Only Boston, Massachusetts, rivaled Port Royal in size and importance. In 1690, Boston had a population of approximately 6,000, while population estimates for Port Royal in 1692 range from 6,500 to 10,000. Many of the city's 2,000 buildings, densely packed into 51 acres, were made of brick (a sign of wealth). Some were four stories tall. In 1688, 213 ships visited Port Royal, while 226 ships made port in all of New England. The probate inventories of many of Port Royal inhabitants (distributed between the Jamaica Public Archives and the Island Record Office in Spanish Town), reveal a high degree of prosperity, and that unlike the other English colonies, Jamaica used coins for currency instead of commodity exchange.
In short, Port Royal was the most successful entrepot in the 17th-century English New World. Its social structure was quite different from either that of New England or of the tobacco-driven economy of Maryland and Virginia. Port Royal had a tolerant, laissez-faire attitude that allowed for a diversity of religious expression and lifestyles. There is early mention of merchants, who were Quakers, Papists, Puritans, Presbyterians, Jews, and Anglicans, practicing their religion openly alongside the freewheeling sailors and pirates who frequented the port.
Source: Texas A&M Nautical Archaeology
Fort Charles is at the western tip of The Palisadoes and is very well-preserved with its rows of semicircular gun ports in the fading red brickwork. The young lieutenant Nelson was stationed here, and a plaque in his memory reads: "You who tread in his footprints, remember his glory."
Fort Charles Maritime Museum exhibits displays of man's relationship to the sea from the times of the Arawaks, and traces the development of Jamaican maritime history. There is a scaled model of the fort and models of ships of past eras. It is located in the old British naval headquarters and is open from 10 am to 4 pm daily.
The National Museum of Historical Archaeology is located in what used to be the naval hospital that spent a lot of its time fighting epidemics of yellow fever. The museum displays the history of the Jamaican people and techniques of excavation being used in the study of Port Royal's history based on marine and land deposits.

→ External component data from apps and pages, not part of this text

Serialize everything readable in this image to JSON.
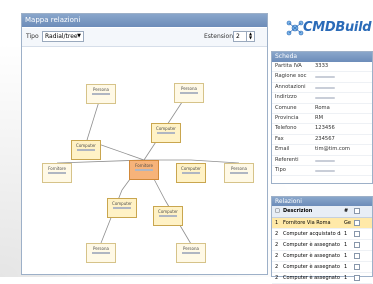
{
  "map": {
    "title": "Mappa relazioni",
    "type_label": "Tipo",
    "type_value": "Radial/tree",
    "extension_label": "Estensione",
    "extension_value": "2"
  },
  "nodes": {
    "center": "Fornitore",
    "pc_left": "Computer",
    "pc_top": "Computer",
    "pc_right": "Computer",
    "pc_bottom_left": "Computer",
    "pc_bottom": "Computer",
    "person_tl": "Persona",
    "person_tr": "Persona",
    "person_left": "Fornitore",
    "person_right": "Persona",
    "person_bl": "Persona",
    "person_br": "Persona"
  },
  "logo": {
    "text": "CMDBuild"
  },
  "card": {
    "title": "Scheda",
    "fields": [
      {
        "k": "Partita IVA",
        "v": "3333"
      },
      {
        "k": "Ragione soc",
        "v": ""
      },
      {
        "k": "Annotazioni",
        "v": ""
      },
      {
        "k": "Indirizzo",
        "v": ""
      },
      {
        "k": "Comune",
        "v": "Roma"
      },
      {
        "k": "Provincia",
        "v": "RM"
      },
      {
        "k": "Telefono",
        "v": "123456"
      },
      {
        "k": "Fax",
        "v": "234567"
      },
      {
        "k": "Email",
        "v": "tim@tim.com"
      },
      {
        "k": "Referenti",
        "v": ""
      },
      {
        "k": "Tipo",
        "v": ""
      }
    ]
  },
  "relations": {
    "title": "Relazioni",
    "headers": {
      "desc": "Descrizion",
      "num": "#"
    },
    "rows": [
      {
        "n": "1",
        "d": "Fornitore Via Roma",
        "q": "Ge"
      },
      {
        "n": "2",
        "d": "Computer acquistato da",
        "q": "1"
      },
      {
        "n": "2",
        "d": "Computer è assegnato",
        "q": "1"
      },
      {
        "n": "2",
        "d": "Computer è assegnato",
        "q": "1"
      },
      {
        "n": "2",
        "d": "Computer è assegnato",
        "q": "1"
      },
      {
        "n": "2",
        "d": "Computer è assegnato",
        "q": "1"
      }
    ]
  },
  "colors": {
    "header": "#7897c2",
    "node_fill": "#fff2c6",
    "center_fill": "#f7b37a",
    "logo_blue": "#2b6bb8",
    "edge": "#8e8e8e"
  }
}
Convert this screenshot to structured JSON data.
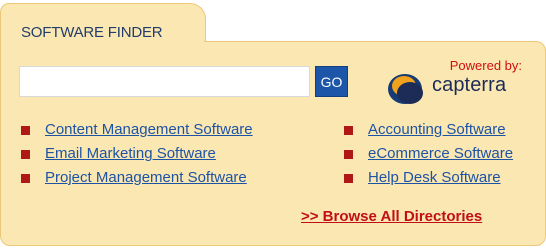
{
  "widget": {
    "title": "SOFTWARE FINDER",
    "search": {
      "value": "",
      "placeholder": "",
      "button_label": "GO"
    },
    "brand": {
      "powered_by": "Powered by:",
      "name": "capterra"
    },
    "left_links": [
      {
        "label": "Content Management Software"
      },
      {
        "label": "Email Marketing Software"
      },
      {
        "label": "Project Management Software"
      }
    ],
    "right_links": [
      {
        "label": "Accounting Software"
      },
      {
        "label": "eCommerce Software"
      },
      {
        "label": "Help Desk Software"
      }
    ],
    "browse_all": ">> Browse All Directories"
  },
  "colors": {
    "panel_background": "#fbe7b2",
    "panel_border": "#ecc97a",
    "link": "#1d53a5",
    "go_button": "#1d55a9",
    "bullet": "#b01818",
    "browse_all": "#c00f16"
  },
  "icons": {
    "brand_logo": "capterra-logo-icon",
    "list_bullet": "square-bullet-icon"
  }
}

It is open from 10 am to 5 pm, Monday to Saturday.
Giddy House, close to the fort, is a former artillery store, and gets its name because of its strange tilt, resulting from the 1907 earthquake.
Port Royal Marine Laboratory of the University of the West Indies is based in Port Royal. Founded in 1955, the laboratory began as a small room in the Old Naval Dockyard but later moved to a one-acre site, "Crab Hall' beside the navy Hospital.
The Port Royal Laboratory has been important in undergraduate teaching of marine biology and marine ecology and in recent years has undertaken courses in aquaculture, fisheries and coastal management. As you head back along the promontory, you can spot the remains of other fortifications and be on the lookout for wildlife. The whole area is protected and home to a large number of birds, animals and reptiles.